Problem:
Before copying the entries, remove the pictures; everything else stays exactly as it is.

::::

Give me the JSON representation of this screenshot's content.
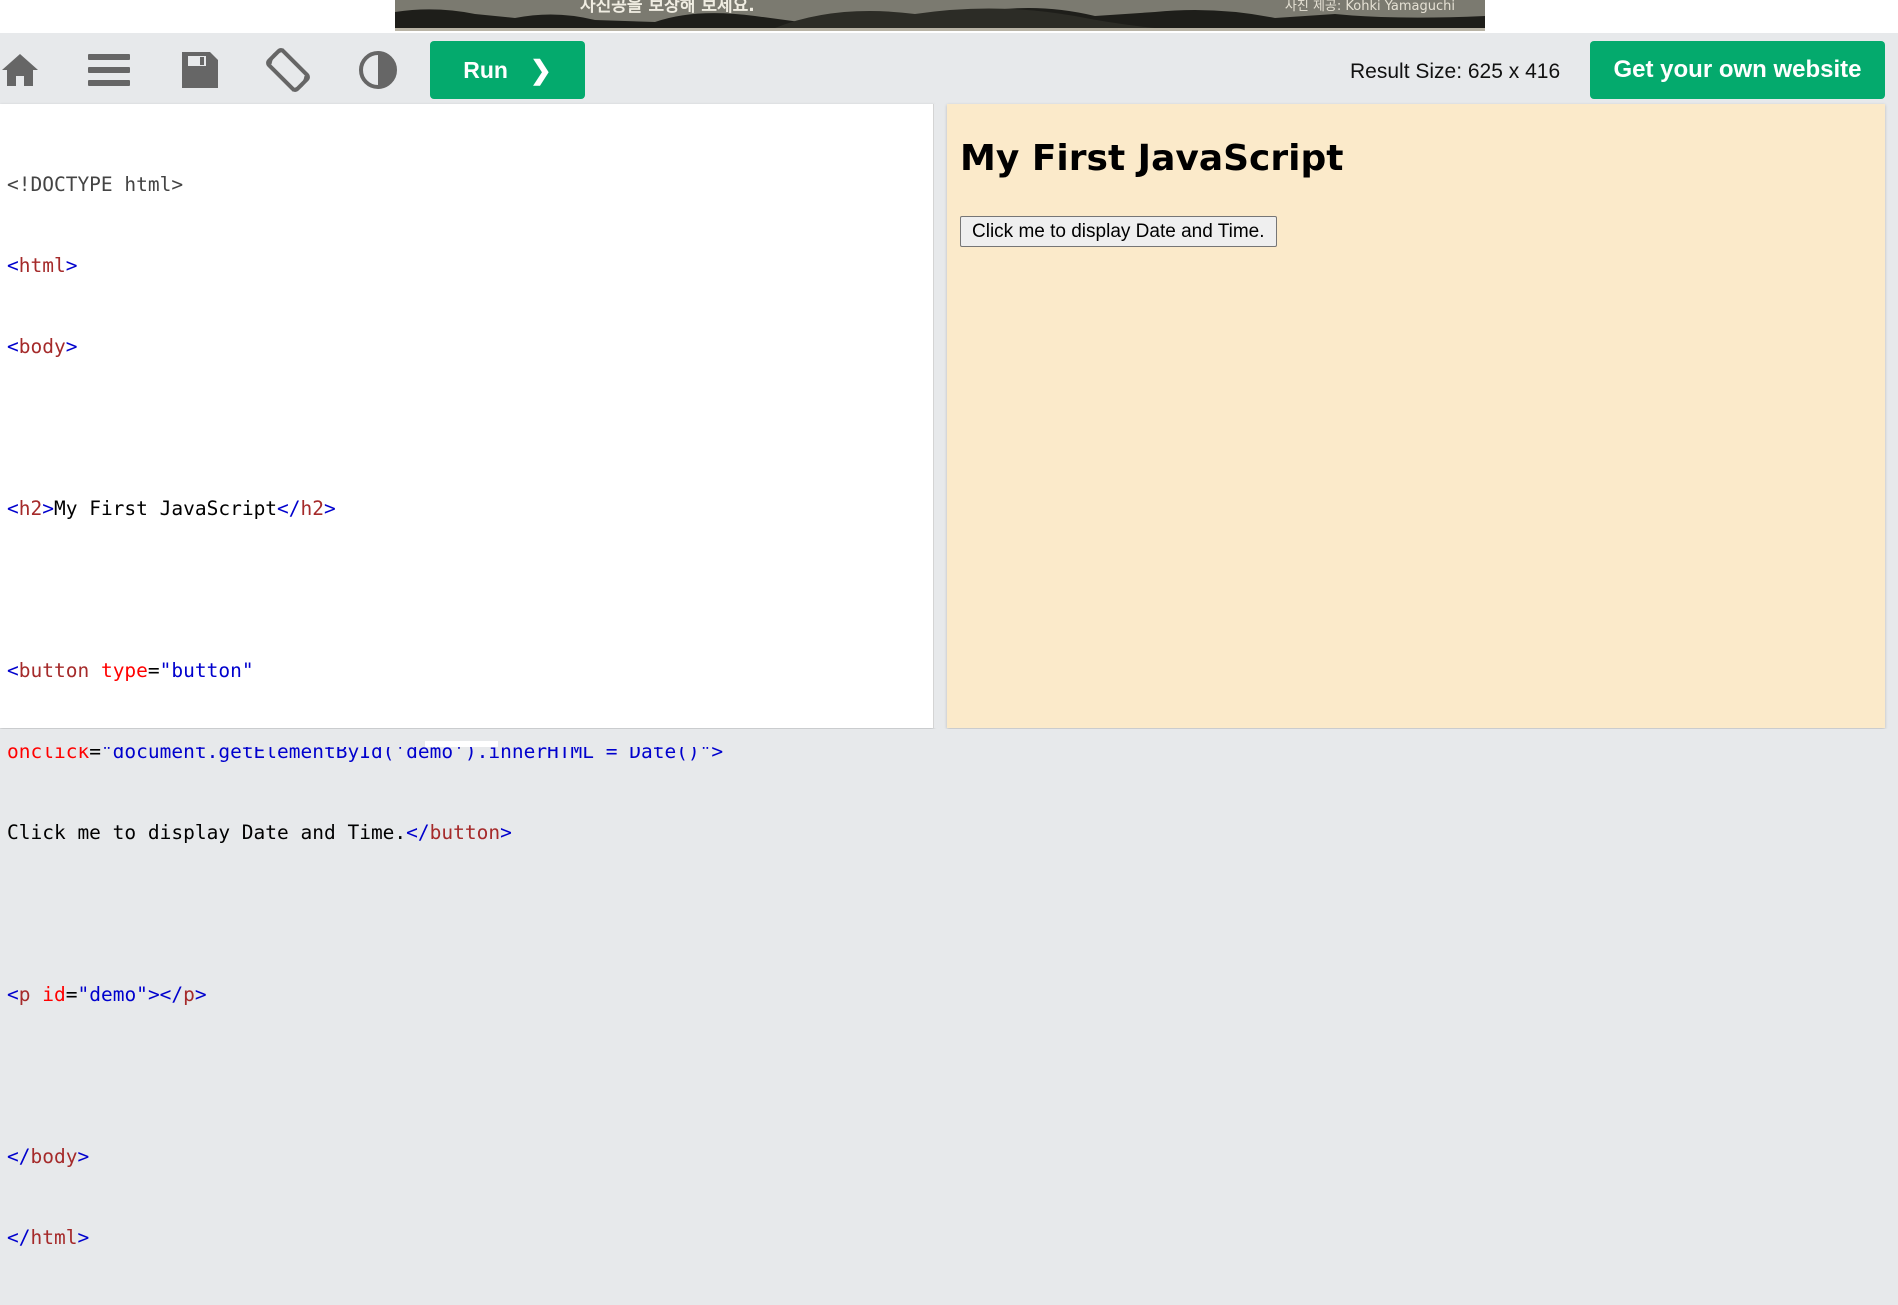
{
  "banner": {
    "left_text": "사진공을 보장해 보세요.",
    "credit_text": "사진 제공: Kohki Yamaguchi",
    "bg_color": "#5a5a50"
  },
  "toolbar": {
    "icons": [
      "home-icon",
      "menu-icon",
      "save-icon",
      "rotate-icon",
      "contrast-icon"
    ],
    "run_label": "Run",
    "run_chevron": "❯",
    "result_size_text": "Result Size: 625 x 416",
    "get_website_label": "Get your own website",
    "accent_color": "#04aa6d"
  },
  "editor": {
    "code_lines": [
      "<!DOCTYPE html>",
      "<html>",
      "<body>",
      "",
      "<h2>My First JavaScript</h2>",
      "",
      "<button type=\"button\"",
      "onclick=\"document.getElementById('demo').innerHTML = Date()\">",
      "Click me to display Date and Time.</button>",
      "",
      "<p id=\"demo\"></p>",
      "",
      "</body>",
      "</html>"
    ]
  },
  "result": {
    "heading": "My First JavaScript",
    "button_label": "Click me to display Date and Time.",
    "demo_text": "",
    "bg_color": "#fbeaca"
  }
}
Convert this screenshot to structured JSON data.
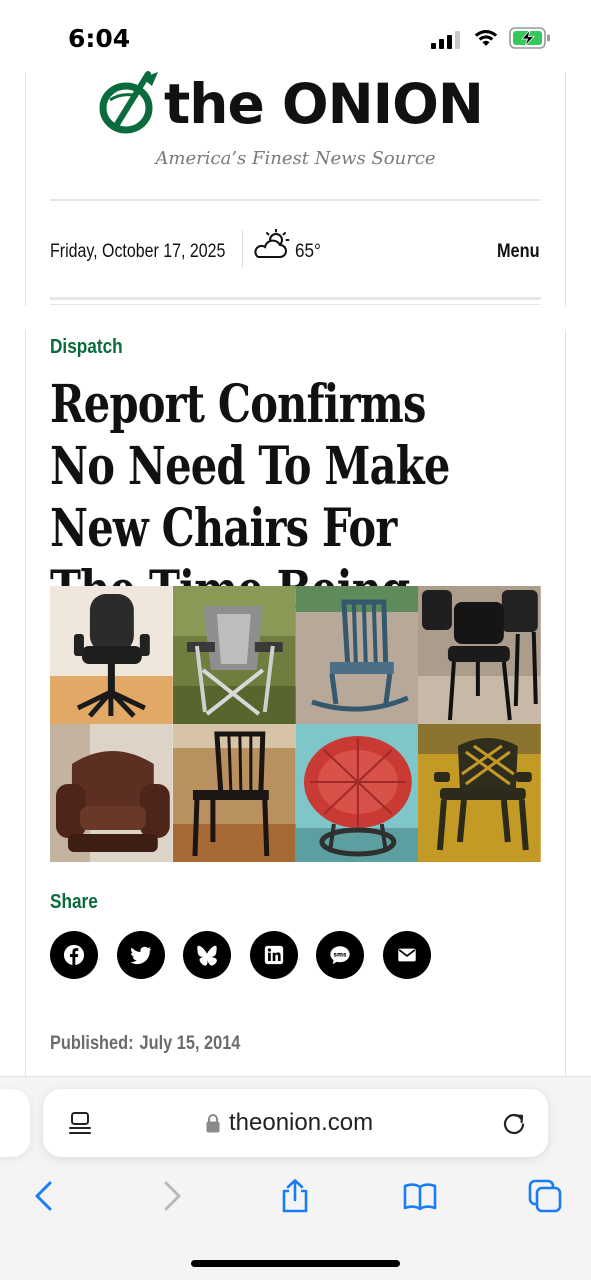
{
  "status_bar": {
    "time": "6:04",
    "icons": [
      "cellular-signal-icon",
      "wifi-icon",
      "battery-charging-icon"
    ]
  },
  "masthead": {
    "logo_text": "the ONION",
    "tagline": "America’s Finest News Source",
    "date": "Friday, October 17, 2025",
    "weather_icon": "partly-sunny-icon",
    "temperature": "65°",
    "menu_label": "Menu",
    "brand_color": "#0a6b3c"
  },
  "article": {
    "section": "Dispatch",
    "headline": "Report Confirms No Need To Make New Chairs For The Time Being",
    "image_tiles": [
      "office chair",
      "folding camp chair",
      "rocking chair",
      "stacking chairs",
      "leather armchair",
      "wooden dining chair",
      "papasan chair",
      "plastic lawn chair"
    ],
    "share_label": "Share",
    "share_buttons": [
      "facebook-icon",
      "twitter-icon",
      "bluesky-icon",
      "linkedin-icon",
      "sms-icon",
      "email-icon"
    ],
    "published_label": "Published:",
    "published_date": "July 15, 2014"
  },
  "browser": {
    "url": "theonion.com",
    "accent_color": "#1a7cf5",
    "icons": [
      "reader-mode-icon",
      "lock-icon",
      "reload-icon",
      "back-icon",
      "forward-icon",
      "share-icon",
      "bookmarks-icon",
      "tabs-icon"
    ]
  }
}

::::

Answer to this task:
Give me the JSON representation of this screenshot's content.
{
  "banner": {
    "left_text": "사진공을 보장해 보세요.",
    "credit_text": "사진 제공: Kohki Yamaguchi",
    "bg_color": "#5a5a50"
  },
  "toolbar": {
    "icons": [
      "home-icon",
      "menu-icon",
      "save-icon",
      "rotate-icon",
      "contrast-icon"
    ],
    "run_label": "Run",
    "run_chevron": "❯",
    "result_size_text": "Result Size: 625 x 416",
    "get_website_label": "Get your own website",
    "accent_color": "#04aa6d"
  },
  "editor": {
    "code_lines": [
      "<!DOCTYPE html>",
      "<html>",
      "<body>",
      "",
      "<h2>My First JavaScript</h2>",
      "",
      "<button type=\"button\"",
      "onclick=\"document.getElementById('demo').innerHTML = Date()\">",
      "Click me to display Date and Time.</button>",
      "",
      "<p id=\"demo\"></p>",
      "",
      "</body>",
      "</html>"
    ]
  },
  "result": {
    "heading": "My First JavaScript",
    "button_label": "Click me to display Date and Time.",
    "demo_text": "",
    "bg_color": "#fbeaca"
  }
}
Convert this screenshot to structured JSON data.
{
  "status_bar": {
    "time": "6:04",
    "icons": [
      "cellular-signal-icon",
      "wifi-icon",
      "battery-charging-icon"
    ]
  },
  "masthead": {
    "logo_text": "the ONION",
    "tagline": "America’s Finest News Source",
    "date": "Friday, October 17, 2025",
    "weather_icon": "partly-sunny-icon",
    "temperature": "65°",
    "menu_label": "Menu",
    "brand_color": "#0a6b3c"
  },
  "article": {
    "section": "Dispatch",
    "headline": "Report Confirms No Need To Make New Chairs For The Time Being",
    "image_tiles": [
      "office chair",
      "folding camp chair",
      "rocking chair",
      "stacking chairs",
      "leather armchair",
      "wooden dining chair",
      "papasan chair",
      "plastic lawn chair"
    ],
    "share_label": "Share",
    "share_buttons": [
      "facebook-icon",
      "twitter-icon",
      "bluesky-icon",
      "linkedin-icon",
      "sms-icon",
      "email-icon"
    ],
    "published_label": "Published:",
    "published_date": "July 15, 2014"
  },
  "browser": {
    "url": "theonion.com",
    "accent_color": "#1a7cf5",
    "icons": [
      "reader-mode-icon",
      "lock-icon",
      "reload-icon",
      "back-icon",
      "forward-icon",
      "share-icon",
      "bookmarks-icon",
      "tabs-icon"
    ]
  }
}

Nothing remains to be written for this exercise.